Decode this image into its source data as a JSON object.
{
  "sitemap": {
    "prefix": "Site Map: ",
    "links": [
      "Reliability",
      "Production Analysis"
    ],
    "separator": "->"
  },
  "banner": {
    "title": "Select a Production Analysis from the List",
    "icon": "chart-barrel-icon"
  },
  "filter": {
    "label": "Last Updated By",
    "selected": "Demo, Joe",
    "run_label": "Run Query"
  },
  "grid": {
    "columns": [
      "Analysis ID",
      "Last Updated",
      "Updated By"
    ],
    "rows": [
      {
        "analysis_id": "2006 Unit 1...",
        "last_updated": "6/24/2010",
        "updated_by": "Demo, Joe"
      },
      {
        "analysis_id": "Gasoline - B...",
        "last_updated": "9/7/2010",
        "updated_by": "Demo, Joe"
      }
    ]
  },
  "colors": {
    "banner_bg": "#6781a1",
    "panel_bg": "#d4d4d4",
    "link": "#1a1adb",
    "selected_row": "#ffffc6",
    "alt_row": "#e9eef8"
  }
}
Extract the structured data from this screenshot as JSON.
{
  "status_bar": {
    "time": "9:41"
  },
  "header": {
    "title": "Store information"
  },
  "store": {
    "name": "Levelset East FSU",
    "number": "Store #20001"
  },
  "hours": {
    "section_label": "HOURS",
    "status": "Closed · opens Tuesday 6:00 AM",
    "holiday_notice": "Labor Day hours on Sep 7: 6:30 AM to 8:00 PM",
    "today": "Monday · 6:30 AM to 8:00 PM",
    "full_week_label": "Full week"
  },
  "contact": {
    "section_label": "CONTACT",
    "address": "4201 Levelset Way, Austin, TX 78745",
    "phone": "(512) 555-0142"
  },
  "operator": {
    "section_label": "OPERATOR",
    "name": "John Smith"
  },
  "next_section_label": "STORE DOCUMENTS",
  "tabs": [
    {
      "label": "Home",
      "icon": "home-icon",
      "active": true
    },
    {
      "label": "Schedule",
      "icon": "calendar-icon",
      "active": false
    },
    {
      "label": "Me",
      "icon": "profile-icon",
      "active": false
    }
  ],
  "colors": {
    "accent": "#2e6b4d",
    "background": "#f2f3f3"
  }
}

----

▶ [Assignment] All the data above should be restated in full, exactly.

▶ [Expected output]
Decode this image into its source data as a JSON object.
{
  "sitemap": {
    "prefix": "Site Map: ",
    "links": [
      "Reliability",
      "Production Analysis"
    ],
    "separator": "->"
  },
  "banner": {
    "title": "Select a Production Analysis from the List",
    "icon": "chart-barrel-icon"
  },
  "filter": {
    "label": "Last Updated By",
    "selected": "Demo, Joe",
    "run_label": "Run Query"
  },
  "grid": {
    "columns": [
      "Analysis ID",
      "Last Updated",
      "Updated By"
    ],
    "rows": [
      {
        "analysis_id": "2006 Unit 1...",
        "last_updated": "6/24/2010",
        "updated_by": "Demo, Joe"
      },
      {
        "analysis_id": "Gasoline - B...",
        "last_updated": "9/7/2010",
        "updated_by": "Demo, Joe"
      }
    ]
  },
  "colors": {
    "banner_bg": "#6781a1",
    "panel_bg": "#d4d4d4",
    "link": "#1a1adb",
    "selected_row": "#ffffc6",
    "alt_row": "#e9eef8"
  }
}
Extract the structured data from this screenshot as JSON.
{
  "status_bar": {
    "time": "9:41"
  },
  "header": {
    "title": "Store information"
  },
  "store": {
    "name": "Levelset East FSU",
    "number": "Store #20001"
  },
  "hours": {
    "section_label": "HOURS",
    "status": "Closed · opens Tuesday 6:00 AM",
    "holiday_notice": "Labor Day hours on Sep 7: 6:30 AM to 8:00 PM",
    "today": "Monday · 6:30 AM to 8:00 PM",
    "full_week_label": "Full week"
  },
  "contact": {
    "section_label": "CONTACT",
    "address": "4201 Levelset Way, Austin, TX 78745",
    "phone": "(512) 555-0142"
  },
  "operator": {
    "section_label": "OPERATOR",
    "name": "John Smith"
  },
  "next_section_label": "STORE DOCUMENTS",
  "tabs": [
    {
      "label": "Home",
      "icon": "home-icon",
      "active": true
    },
    {
      "label": "Schedule",
      "icon": "calendar-icon",
      "active": false
    },
    {
      "label": "Me",
      "icon": "profile-icon",
      "active": false
    }
  ],
  "colors": {
    "accent": "#2e6b4d",
    "background": "#f2f3f3"
  }
}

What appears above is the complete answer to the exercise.